When asked about the challenges that may arise as a result of most nations in the continent (especially those located across North Africa) adhering to an Islamic way of life, Adebajo noted that the key issue preventing crypto-based banking services from reaching the masses is not religion but a clear lack of understanding of what the technology brings to the table.
“As Muslims, we have learned from quotable religious scholars that we are not excluded from using crypto or participating in its offerings, although this stance may perhaps remain debatable,” he added.
Related: Indonesia’s national Islamic council reportedly declares Bitcoin haram
Blockchain-based banking solution
Africa’s vast geographic size compounded by the presence of many small economies across the continent has led to many nations struggling with systematic infrastructure development, especially when it comes to financial services, something that has resulted in 57% of the continent’s population remaining unbanked.
RJ Katunda, co-founder of African project World Mobile, a Cardano-based mobile network, told Cointelegraph that over the years, Africans have gradually become accustomed to using innovative payment systems such as Kenya’s M-Pesa.
However, he pointed out that there are now newer blockchain-based alternatives beginning to emerge, setting the context for crypto and digital currencies that offer a more convenient and direct P2P channel for remittance payments, international commerce and savings. He added:
“With many economies growing rapidly, crypto and blockchain-based projects will continue to enter Africa, where their proposition is relevant and where they can form partnerships with local entities. While many individuals use cryptocurrency in Africa, legislation in many countries lags. As in other jurisdictions, cryptocurrencies don’t fit within current regulatory frameworks.”
In essence, Katunda believes that the core issue preventing widespread adoption of crypto-tech (especially from a financial standpoint) across the region is a lack of perceived central control from many governments, which creates difficulties for authorities to oversee and mitigate bad practices. “However, many governments have announced that they are working on regulatory frameworks to emerge in the near future,” he closed out by saying.
Africa cannot be ignored any longer
Akin Jones, a partner at Gluwa Capital, an Africa-based investment fund focused exclusively on fintech lenders using blockchain technology, told Cointelegraph that Africa’s growing population and adoption of cryptocurrency mean that companies ignoring the continent are either not serious about the technology in the long term or have failed to realize the massive financial proposition currently in front of them.
In Jones’ view, Bitcoin could very well become legal tender across many African nations since most of these countries already find it quite hard to trade with each other because of constant currency fluctuations. Talking about North Africa in particular, he further opined that since the region serves as a bridge between Europe and sub-Saharan Africa, it would make a lot of sense for fintech firms to consider making inroads there, adding:
“Identity management, land ownership and insurance are three key areas that could be improved on across North Africa which could help change the perception in the region.
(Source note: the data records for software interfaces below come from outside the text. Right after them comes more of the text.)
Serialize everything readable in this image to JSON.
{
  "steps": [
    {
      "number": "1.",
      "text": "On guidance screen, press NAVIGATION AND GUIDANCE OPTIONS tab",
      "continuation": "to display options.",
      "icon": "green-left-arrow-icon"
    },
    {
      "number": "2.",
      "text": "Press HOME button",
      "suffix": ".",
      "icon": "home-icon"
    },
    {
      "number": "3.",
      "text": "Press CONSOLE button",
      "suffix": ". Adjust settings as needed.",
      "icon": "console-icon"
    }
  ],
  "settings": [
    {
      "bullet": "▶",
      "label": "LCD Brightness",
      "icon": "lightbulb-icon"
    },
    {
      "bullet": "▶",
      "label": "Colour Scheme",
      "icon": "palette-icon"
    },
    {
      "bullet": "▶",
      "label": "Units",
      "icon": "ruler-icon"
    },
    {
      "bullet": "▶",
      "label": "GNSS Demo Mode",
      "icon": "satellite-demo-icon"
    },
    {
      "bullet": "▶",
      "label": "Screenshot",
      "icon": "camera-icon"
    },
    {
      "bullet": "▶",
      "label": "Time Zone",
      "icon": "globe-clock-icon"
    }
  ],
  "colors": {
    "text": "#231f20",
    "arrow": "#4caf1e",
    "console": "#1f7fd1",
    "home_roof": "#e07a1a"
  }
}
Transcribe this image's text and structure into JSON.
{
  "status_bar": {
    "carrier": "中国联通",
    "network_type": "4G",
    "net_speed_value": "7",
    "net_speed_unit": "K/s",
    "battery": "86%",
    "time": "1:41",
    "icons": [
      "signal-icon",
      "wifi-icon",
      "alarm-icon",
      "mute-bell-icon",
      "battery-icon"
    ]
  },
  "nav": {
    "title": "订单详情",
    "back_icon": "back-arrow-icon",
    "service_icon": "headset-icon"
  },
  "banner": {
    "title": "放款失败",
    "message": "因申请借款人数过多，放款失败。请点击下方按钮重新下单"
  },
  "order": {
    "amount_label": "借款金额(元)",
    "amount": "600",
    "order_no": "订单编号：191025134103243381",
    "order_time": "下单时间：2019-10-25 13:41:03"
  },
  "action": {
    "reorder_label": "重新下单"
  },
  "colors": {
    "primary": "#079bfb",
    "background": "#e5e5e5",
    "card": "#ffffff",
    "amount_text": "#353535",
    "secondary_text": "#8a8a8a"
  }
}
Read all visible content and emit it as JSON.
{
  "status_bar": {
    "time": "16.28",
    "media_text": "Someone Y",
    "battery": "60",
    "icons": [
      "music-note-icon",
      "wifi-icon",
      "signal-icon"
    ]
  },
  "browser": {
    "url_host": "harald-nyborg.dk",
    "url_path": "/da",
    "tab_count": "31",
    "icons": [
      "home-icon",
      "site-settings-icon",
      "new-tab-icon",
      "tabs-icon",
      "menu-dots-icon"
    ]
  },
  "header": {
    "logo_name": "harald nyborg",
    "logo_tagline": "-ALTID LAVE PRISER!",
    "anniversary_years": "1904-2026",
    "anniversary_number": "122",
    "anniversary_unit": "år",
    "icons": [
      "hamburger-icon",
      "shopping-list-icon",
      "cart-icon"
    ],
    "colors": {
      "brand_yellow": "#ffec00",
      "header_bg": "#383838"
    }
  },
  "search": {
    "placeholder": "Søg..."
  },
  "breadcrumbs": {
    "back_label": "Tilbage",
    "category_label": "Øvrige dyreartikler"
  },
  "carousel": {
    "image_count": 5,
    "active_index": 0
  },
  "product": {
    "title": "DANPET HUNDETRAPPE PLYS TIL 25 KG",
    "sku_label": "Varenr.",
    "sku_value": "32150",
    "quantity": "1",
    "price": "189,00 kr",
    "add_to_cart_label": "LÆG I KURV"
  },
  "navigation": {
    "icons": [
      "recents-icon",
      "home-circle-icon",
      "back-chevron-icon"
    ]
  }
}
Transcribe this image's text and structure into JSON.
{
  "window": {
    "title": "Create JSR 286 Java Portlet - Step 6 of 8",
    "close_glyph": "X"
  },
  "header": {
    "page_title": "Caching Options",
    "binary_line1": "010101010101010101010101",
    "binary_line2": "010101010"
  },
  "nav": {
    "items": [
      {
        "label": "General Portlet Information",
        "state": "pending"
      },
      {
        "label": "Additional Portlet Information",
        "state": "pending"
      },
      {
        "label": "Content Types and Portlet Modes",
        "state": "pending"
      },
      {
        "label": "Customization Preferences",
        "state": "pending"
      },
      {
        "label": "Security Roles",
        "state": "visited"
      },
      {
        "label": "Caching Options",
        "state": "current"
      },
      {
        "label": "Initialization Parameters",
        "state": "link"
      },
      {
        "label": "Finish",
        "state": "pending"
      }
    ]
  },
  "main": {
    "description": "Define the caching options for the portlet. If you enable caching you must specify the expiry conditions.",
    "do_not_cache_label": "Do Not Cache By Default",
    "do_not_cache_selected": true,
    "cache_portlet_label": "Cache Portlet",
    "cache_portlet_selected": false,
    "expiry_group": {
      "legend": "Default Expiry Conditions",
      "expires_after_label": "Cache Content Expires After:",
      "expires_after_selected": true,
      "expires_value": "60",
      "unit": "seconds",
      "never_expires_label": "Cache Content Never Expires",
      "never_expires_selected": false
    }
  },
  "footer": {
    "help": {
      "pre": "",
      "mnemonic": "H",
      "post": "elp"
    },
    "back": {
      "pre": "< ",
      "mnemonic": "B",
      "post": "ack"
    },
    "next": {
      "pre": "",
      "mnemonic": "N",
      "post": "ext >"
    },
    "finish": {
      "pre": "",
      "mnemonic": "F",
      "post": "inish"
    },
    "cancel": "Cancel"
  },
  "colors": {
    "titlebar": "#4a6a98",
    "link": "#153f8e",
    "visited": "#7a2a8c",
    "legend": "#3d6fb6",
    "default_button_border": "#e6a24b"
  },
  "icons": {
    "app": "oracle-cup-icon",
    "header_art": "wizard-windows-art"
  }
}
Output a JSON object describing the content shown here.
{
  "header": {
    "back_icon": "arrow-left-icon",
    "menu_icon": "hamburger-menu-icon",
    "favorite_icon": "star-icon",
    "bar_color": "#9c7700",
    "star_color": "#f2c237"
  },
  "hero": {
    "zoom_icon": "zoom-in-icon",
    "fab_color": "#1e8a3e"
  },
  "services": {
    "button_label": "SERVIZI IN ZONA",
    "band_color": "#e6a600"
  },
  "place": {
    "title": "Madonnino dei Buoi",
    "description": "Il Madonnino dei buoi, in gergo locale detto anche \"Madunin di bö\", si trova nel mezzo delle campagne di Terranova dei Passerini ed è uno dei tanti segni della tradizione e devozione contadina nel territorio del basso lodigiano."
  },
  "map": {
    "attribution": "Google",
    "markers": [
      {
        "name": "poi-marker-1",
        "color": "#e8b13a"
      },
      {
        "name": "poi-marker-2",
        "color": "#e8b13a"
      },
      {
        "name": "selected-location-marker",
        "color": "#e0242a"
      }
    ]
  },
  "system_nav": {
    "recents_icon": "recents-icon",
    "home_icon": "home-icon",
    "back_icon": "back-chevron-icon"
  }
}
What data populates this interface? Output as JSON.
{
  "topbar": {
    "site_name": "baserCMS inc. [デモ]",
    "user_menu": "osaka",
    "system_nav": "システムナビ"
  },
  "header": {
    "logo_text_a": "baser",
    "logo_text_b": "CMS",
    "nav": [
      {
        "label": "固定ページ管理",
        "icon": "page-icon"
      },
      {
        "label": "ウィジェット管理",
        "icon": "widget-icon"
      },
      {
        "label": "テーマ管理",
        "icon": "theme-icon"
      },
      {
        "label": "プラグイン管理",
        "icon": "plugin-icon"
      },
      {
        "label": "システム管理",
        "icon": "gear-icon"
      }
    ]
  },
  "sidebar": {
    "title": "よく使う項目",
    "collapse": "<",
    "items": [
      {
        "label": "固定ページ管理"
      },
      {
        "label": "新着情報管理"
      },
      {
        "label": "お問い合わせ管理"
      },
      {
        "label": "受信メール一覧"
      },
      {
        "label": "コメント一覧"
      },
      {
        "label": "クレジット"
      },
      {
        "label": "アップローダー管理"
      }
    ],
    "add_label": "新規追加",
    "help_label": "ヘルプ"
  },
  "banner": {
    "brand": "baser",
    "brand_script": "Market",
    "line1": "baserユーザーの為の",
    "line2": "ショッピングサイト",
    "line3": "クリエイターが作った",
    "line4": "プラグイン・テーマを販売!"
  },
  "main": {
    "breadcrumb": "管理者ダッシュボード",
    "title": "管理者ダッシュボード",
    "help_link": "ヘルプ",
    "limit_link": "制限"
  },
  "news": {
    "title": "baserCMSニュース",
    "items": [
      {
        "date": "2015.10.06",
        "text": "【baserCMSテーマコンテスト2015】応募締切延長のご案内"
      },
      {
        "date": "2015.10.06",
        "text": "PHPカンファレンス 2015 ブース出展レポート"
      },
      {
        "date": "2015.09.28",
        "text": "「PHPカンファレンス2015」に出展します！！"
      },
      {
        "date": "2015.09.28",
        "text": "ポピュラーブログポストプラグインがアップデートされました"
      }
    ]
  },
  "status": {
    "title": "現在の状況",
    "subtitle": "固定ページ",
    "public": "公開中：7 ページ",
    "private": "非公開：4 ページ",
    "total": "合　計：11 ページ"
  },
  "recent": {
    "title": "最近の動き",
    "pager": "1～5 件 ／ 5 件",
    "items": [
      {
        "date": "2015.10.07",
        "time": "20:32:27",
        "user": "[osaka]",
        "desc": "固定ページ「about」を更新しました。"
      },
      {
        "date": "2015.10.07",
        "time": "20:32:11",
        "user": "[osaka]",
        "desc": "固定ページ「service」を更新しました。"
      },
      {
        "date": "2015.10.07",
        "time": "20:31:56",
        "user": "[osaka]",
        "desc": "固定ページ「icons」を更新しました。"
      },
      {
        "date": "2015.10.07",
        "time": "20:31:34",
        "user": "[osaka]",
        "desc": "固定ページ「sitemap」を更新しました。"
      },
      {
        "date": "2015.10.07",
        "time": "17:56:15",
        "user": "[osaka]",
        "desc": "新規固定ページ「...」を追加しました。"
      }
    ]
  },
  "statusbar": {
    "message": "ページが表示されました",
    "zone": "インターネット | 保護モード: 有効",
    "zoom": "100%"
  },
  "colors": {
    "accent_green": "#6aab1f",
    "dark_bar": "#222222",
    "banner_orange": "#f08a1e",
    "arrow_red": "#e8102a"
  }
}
CBDCs [central bank digital currencies] could also help ease the acceptance of cryptocurrency in this regard.”
Thus, it will be interesting to see how things shape out for the continent from here on out, especially since many of the nations within the region are known to suffer from an extremely high level of red tape. With many governments fast realizing the potential that crypto and blockchain possess, however, it would not be surprising to see countries making way for more foreign investment from established firms operating within this rapidly maturing sector.